* ASSIGNMENT
Look through the data below. Collect every line where the word "title" occurs.

(Excerpts from a dataset)
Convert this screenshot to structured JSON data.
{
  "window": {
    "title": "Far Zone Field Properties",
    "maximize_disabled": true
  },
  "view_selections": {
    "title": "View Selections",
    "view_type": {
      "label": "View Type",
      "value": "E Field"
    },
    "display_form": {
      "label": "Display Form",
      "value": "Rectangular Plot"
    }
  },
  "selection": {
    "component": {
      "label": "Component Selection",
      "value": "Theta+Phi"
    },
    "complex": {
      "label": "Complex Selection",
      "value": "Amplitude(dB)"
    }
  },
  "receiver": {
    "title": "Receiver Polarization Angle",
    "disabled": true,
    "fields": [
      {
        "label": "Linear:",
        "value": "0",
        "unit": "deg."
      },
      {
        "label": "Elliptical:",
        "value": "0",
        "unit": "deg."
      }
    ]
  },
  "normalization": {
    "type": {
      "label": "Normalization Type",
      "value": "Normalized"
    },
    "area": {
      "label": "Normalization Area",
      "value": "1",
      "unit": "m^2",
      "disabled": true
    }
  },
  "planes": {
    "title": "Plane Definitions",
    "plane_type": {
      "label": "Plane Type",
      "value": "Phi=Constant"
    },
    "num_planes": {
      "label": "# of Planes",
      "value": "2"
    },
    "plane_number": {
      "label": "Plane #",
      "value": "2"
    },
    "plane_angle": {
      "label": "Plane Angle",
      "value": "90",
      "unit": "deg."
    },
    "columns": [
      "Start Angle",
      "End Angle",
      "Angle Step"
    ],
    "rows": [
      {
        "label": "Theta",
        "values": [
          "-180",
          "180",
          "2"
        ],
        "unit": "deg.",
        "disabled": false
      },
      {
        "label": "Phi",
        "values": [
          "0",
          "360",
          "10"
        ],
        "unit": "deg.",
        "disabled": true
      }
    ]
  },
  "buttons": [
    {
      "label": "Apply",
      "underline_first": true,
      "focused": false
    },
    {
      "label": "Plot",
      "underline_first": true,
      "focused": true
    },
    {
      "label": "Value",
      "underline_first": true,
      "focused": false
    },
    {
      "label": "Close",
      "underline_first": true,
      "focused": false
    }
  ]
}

* YOUR SOLUTION
    "title": "Far Zone Field Properties",
    "title": "View Selections",
    "title": "Receiver Polarization Angle",
    "title": "Plane Definitions",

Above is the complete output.